CATEGORIES Drama, Independent, Theatrical Reviews, Festival Reports, Cinematical Indie, Reviews, Cinematical
In the late '90s, Blake Nelson's debut novel, Girl, was turned into a feature film starring Dominique Swain. While the adaptation can be strangely addictive for its utter badness, it was a far cry from its source material -- the grunge, the feeling, the spark were all sapped from it and what remained was a goofy tale about a girl trying to be cool to get the guy. (Although it was one of the only films I liked Tara Reid in.) Gus Van Sant did not have this problem bringing the next adapted Nelson novel, Paranoid Park, to the big screen. The director understands the kids of Nelson's Portland, and they're every bit as grungy and real as you could imagine. Unfortunately, that's just about all the film has going for it.
This adaptation was so bland on the big screen that I actually found myself itching for Even Cowgirls Get the Blues. Like Girl, this is a tale of suburban kids looking to shed their comfortable, middle-class living for some street-class cred. Where Andrea visited clubs and wore cow dresses, Alex (Gabe Nevins) heads to the local skateboard park, nicknamed Paranoid Park, with his friend. Alex is mesmerized by rolling skateboarders, but feels he isn't good enough to participate. One night, he goes back on his own and befriends some kids who say they live there. Then, time jumps forward and backward to tell Alex's story. During an interview with a police detective, we learn that a security guard who was found dead near the park might have been murdered. From Alex's actions, it is obvious that he knows something about this crime, and Van Sant ties the strings together slowly.
The strings are tied so slowly, in fact, that the entire story could be said in a quarter of the time -- without losing one bit of dialog. Sandwiched between almost every expository scene is a slow-motion scene of some action -- usually skating or Alex walking. Over and over, the progression of the story is sufficiently stalled by these scenes. While a bit of slow motion here or there can enhance skating technique or create tension, Van Sant's overuse of the technique is grating, and it often takes away the impressive slickness of the skateboarders he is filming.
The final nail in this cinematic coffin is the acting.
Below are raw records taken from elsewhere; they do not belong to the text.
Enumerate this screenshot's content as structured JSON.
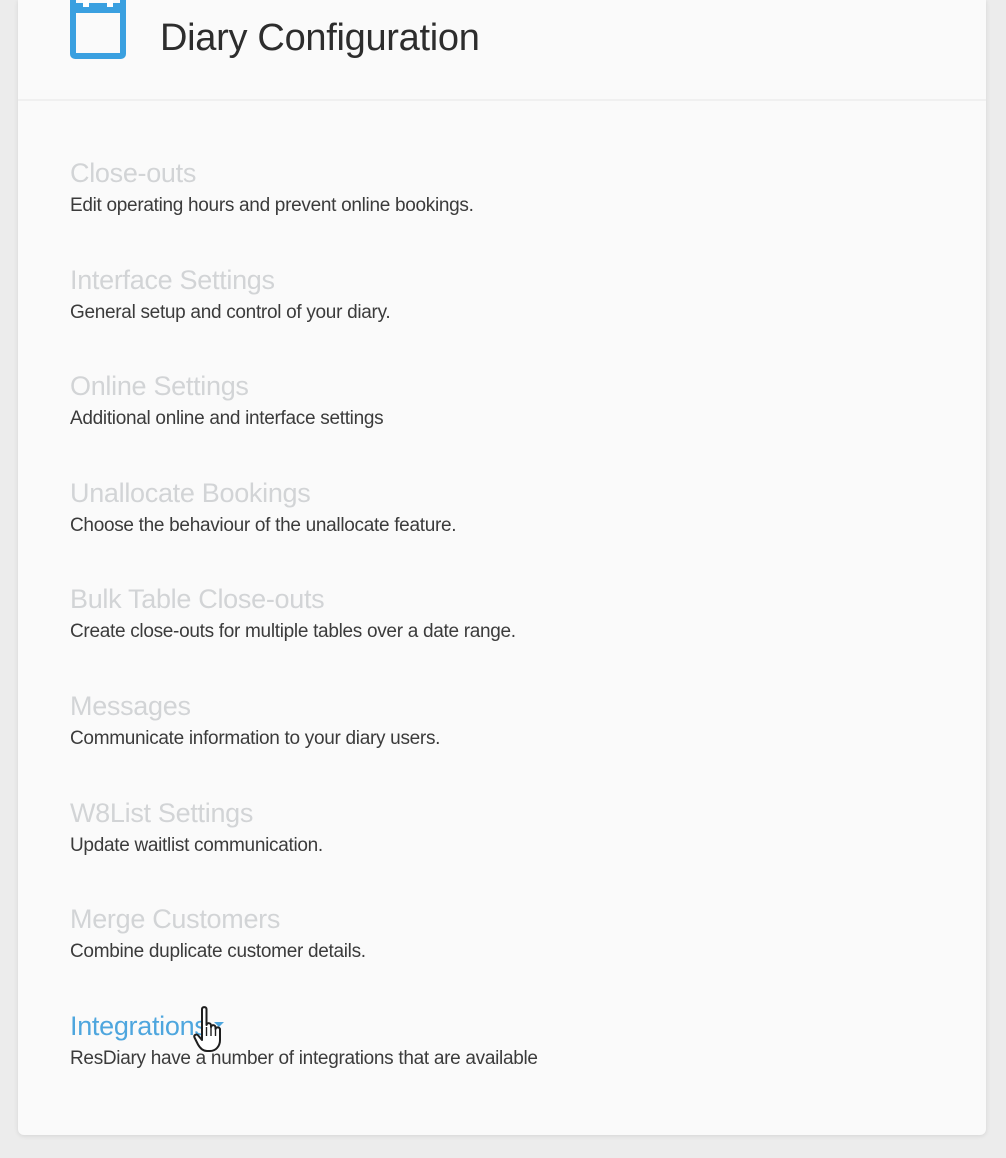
{
  "header": {
    "title": "Diary Configuration",
    "icon": "calendar-icon",
    "accent_color": "#3aa0e0"
  },
  "settings": [
    {
      "title": "Close-outs",
      "description": "Edit operating hours and prevent online bookings."
    },
    {
      "title": "Interface Settings",
      "description": "General setup and control of your diary."
    },
    {
      "title": "Online Settings",
      "description": "Additional online and interface settings"
    },
    {
      "title": "Unallocate Bookings",
      "description": "Choose the behaviour of the unallocate feature."
    },
    {
      "title": "Bulk Table Close-outs",
      "description": "Create close-outs for multiple tables over a date range."
    },
    {
      "title": "Messages",
      "description": "Communicate information to your diary users."
    },
    {
      "title": "W8List Settings",
      "description": "Update waitlist communication."
    },
    {
      "title": "Merge Customers",
      "description": "Combine duplicate customer details."
    },
    {
      "title": "Integrations",
      "description": "ResDiary have a number of integrations that are available",
      "state": "hovered",
      "has_dropdown": true
    }
  ],
  "colors": {
    "link_inactive": "#d2d4d6",
    "link_active": "#4ea6de",
    "description_text": "#3b3b3b"
  },
  "cursor": "hand-pointer-icon"
}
The only way this story can work is to feel for the characters and experience the drama with them. Instead, you can close your eyes and imagine a bunch of normal kids reading the script in class. Each time Alex runs into Macy (Lauren McKinney), his classmate, she grins and looks off-screen -- but it doesn't feel like she's nervous, it feels like the actress is stifling a giggle and getting cues for her lines. But this awkward, stiffly-performed feeling isn't only from the young actors. For example -- Detective Richard Lu (Daniel Liu), who questions Alex, can't believably pull off his role, and each line and question seems shockingly fake.
I really wanted to like Paranoid Park. Blake Nelson is a pro at writing engaging adolescent worlds, and while Van Sant has had his duds, there is a reason we all know his name. It's hard, because you can see the potential in the story, which makes the actual result an unappetizing, tedious tease. Were this some young, uber-indie, school film, I could give it a break, but Gus has more talent than this -- and he really needs to find it again.